* **TASK**: Return every line below in which "insert" appears.

* **INFORMATION SUPPLIED**:
..........
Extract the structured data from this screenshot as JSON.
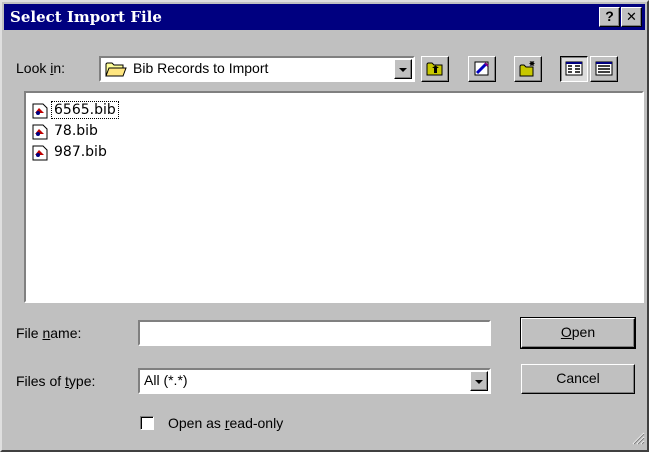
{
  "window": {
    "title": "Select Import File",
    "help_label": "?",
    "close_label": "✕"
  },
  "look_in": {
    "label_pre": "Look ",
    "label_accel": "i",
    "label_post": "n:",
    "value": "Bib Records to Import"
  },
  "toolbar": {
    "up_one_level": "up-folder-icon",
    "desktop": "desktop-icon",
    "new_folder": "new-folder-icon",
    "list_view": "list-view-icon",
    "details_view": "details-view-icon"
  },
  "files": [
    {
      "name": "6565.bib",
      "focused": true
    },
    {
      "name": "78.bib",
      "focused": false
    },
    {
      "name": "987.bib",
      "focused": false
    }
  ],
  "file_name": {
    "label_pre": "File ",
    "label_accel": "n",
    "label_post": "ame:",
    "value": ""
  },
  "file_type": {
    "label_pre": "Files of ",
    "label_accel": "t",
    "label_post": "ype:",
    "value": "All (*.*)"
  },
  "buttons": {
    "open_accel": "O",
    "open_rest": "pen",
    "cancel": "Cancel"
  },
  "readonly": {
    "label_pre": "Open as ",
    "label_accel": "r",
    "label_post": "ead-only",
    "checked": false
  },
  "colors": {
    "titlebar": "#000080",
    "face": "#c0c0c0"
  }
}
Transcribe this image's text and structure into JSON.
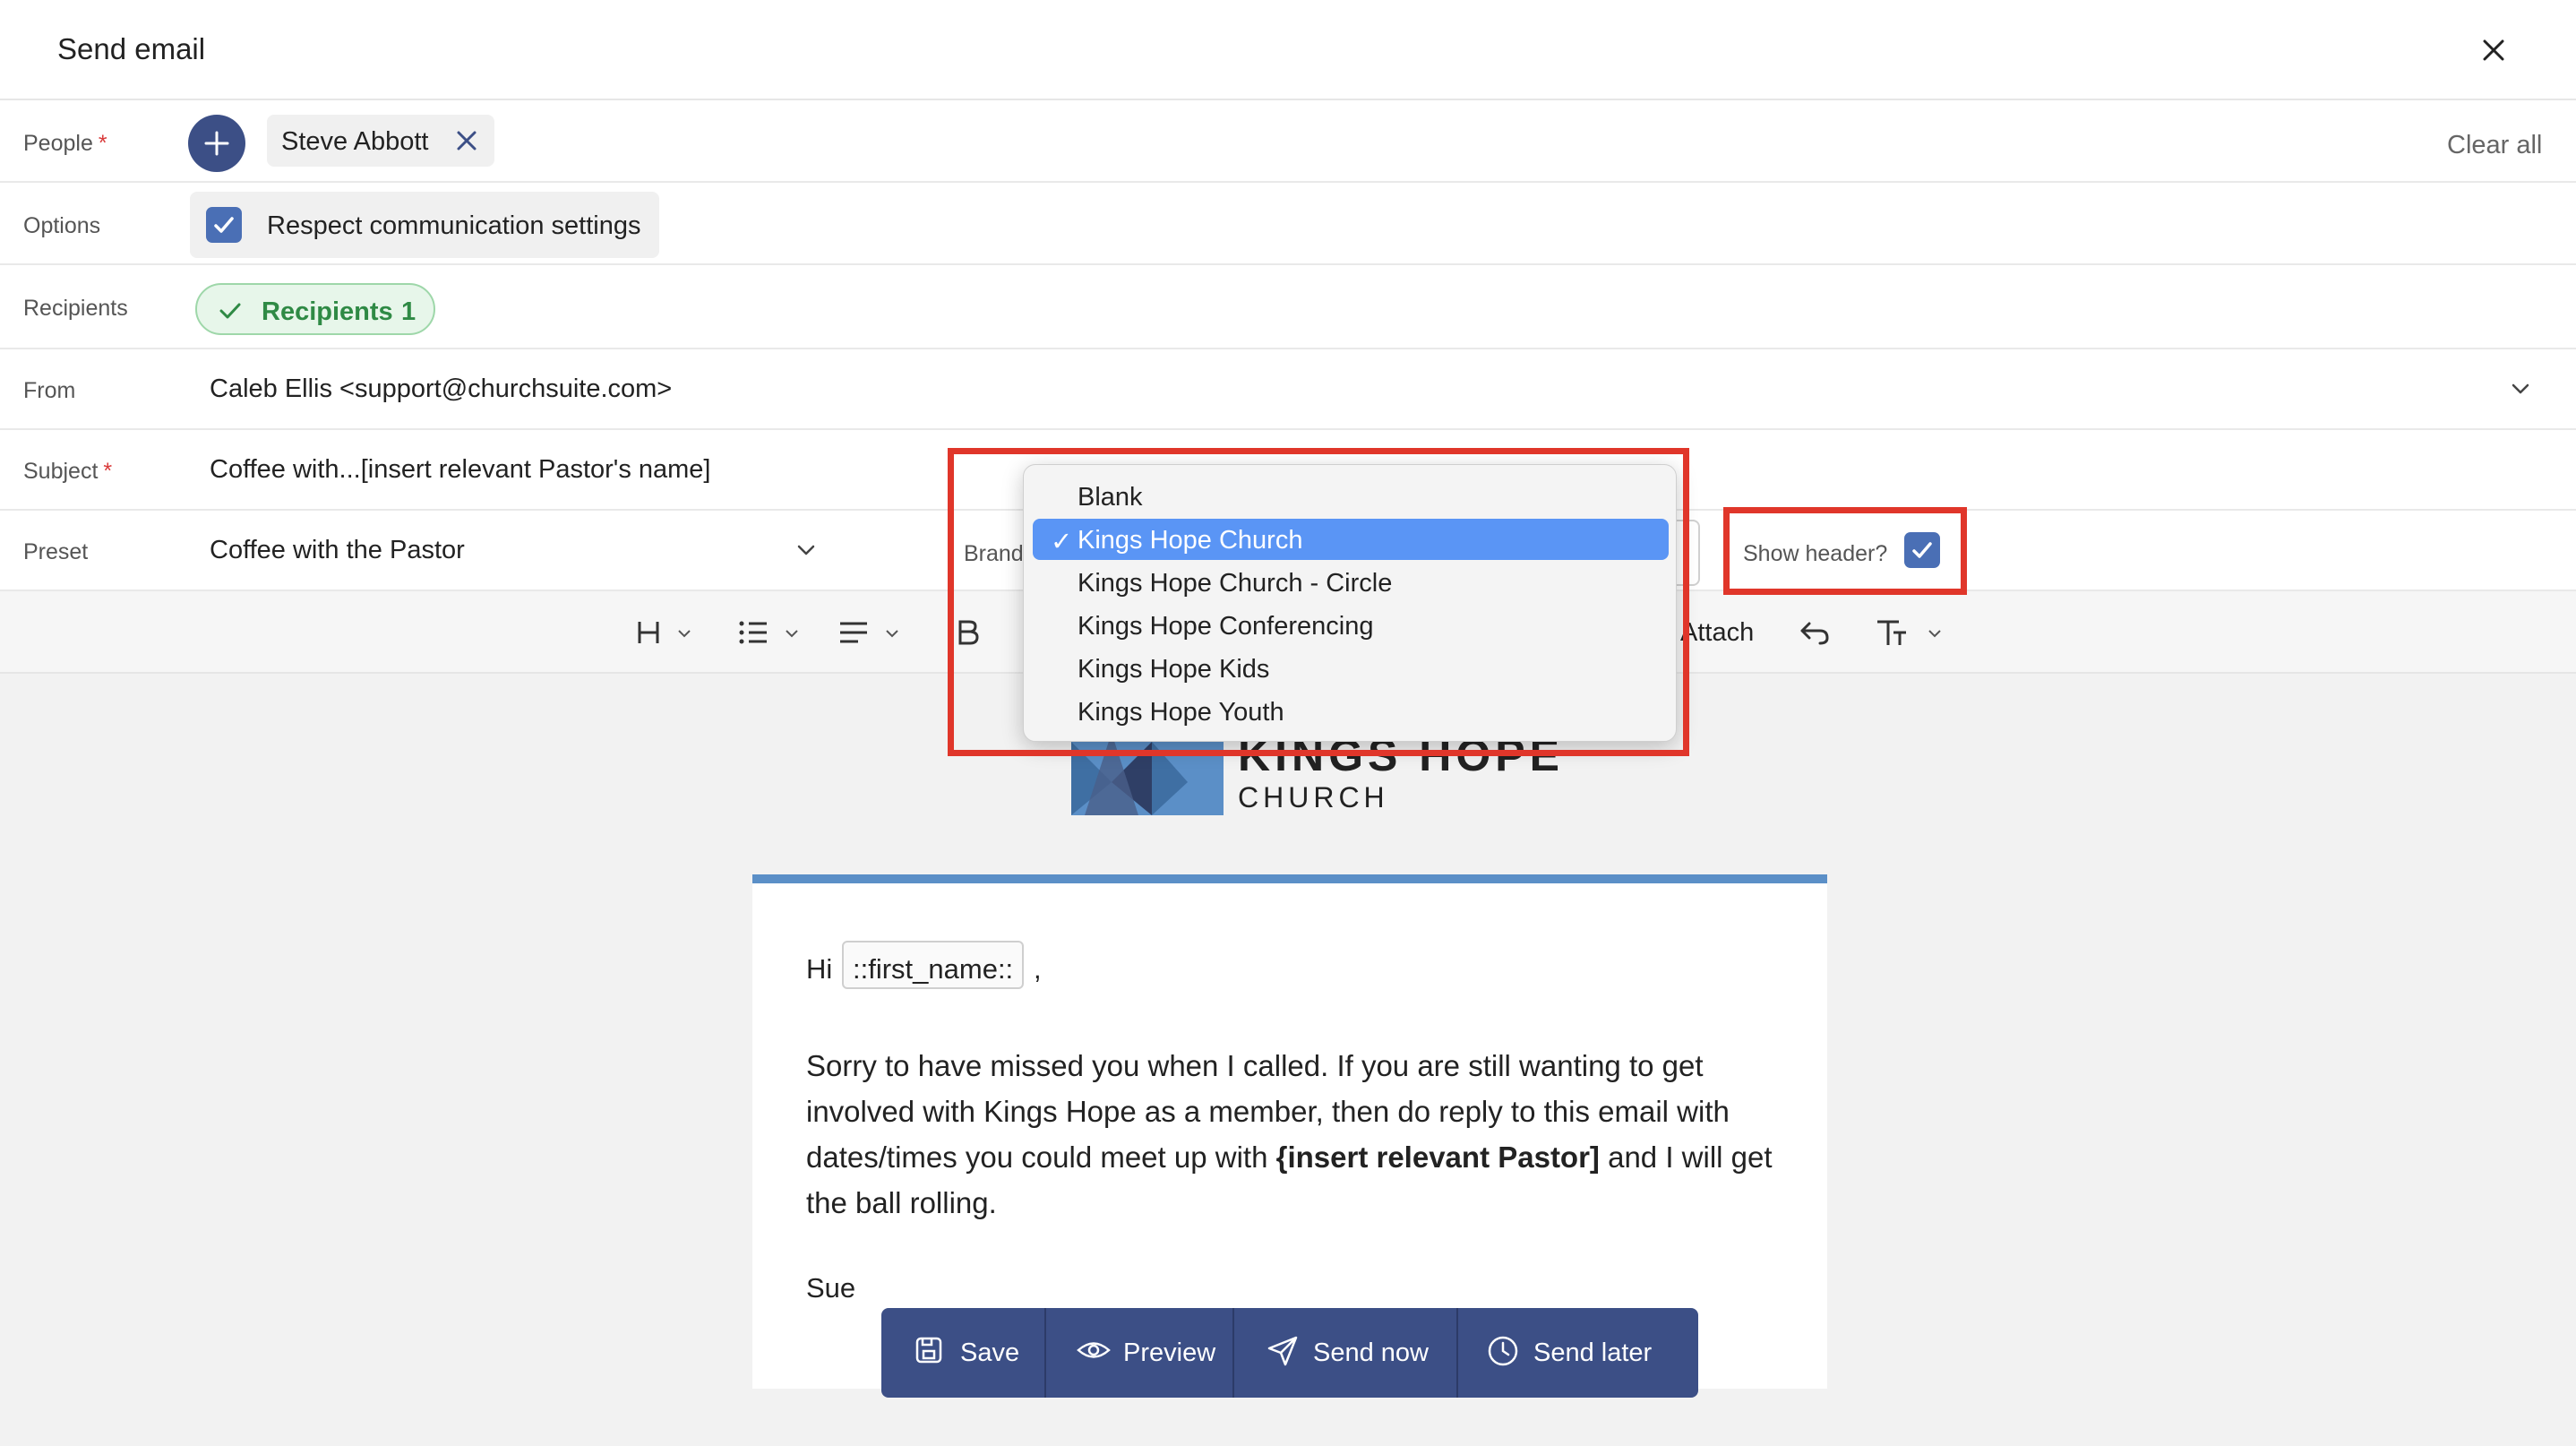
{
  "dialog": {
    "title": "Send email"
  },
  "people": {
    "label": "People",
    "required_mark": "*",
    "person_name": "Steve Abbott",
    "clear_all": "Clear all"
  },
  "options": {
    "label": "Options",
    "respect_settings": "Respect communication settings",
    "respect_checked": true
  },
  "recipients": {
    "label": "Recipients",
    "pill_label": "Recipients",
    "count": "1"
  },
  "from": {
    "label": "From",
    "value": "Caleb Ellis <support@churchsuite.com>"
  },
  "subject": {
    "label": "Subject",
    "required_mark": "*",
    "value": "Coffee with...[insert relevant Pastor's name]"
  },
  "preset": {
    "label": "Preset",
    "value": "Coffee with the Pastor",
    "brand_label": "Brand",
    "show_header_label": "Show header?",
    "show_header_checked": true
  },
  "brand_dropdown": {
    "options": [
      "Blank",
      "Kings Hope Church",
      "Kings Hope Church - Circle",
      "Kings Hope Conferencing",
      "Kings Hope Kids",
      "Kings Hope Youth"
    ],
    "selected": "Kings Hope Church",
    "tick": "✓"
  },
  "toolbar": {
    "attach_label": "Attach"
  },
  "email": {
    "logo_line1": "KINGS HOPE",
    "logo_line2": "CHURCH",
    "greeting": "Hi",
    "merge_tag": "::first_name::",
    "comma": ",",
    "para_before": "Sorry to have missed you when I called. If you are still wanting to get involved with Kings Hope as a member, then do reply to this email with dates/times you could meet up with ",
    "para_bold": "{insert relevant Pastor]",
    "para_after": " and I will get the ball rolling.",
    "signoff": "Sue"
  },
  "actions": {
    "save": "Save",
    "preview": "Preview",
    "send_now": "Send now",
    "send_later": "Send later"
  },
  "colors": {
    "accent": "#3c4f86",
    "checkbox": "#4a6fb5",
    "highlight": "#e0362a",
    "selected_option": "#5a95f5",
    "email_rule": "#5b8fc7"
  },
  "icons": [
    "close-icon",
    "plus-icon",
    "check-icon",
    "chevron-down-icon",
    "heading-icon",
    "list-icon",
    "align-icon",
    "bold-icon",
    "undo-icon",
    "text-size-icon",
    "save-icon",
    "eye-icon",
    "send-icon",
    "clock-icon"
  ]
}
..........
* **PROBLEM SOLUTION**:
    "value": "Coffee with...[insert relevant Pastor's name]"
    "para_bold": "{insert relevant Pastor]",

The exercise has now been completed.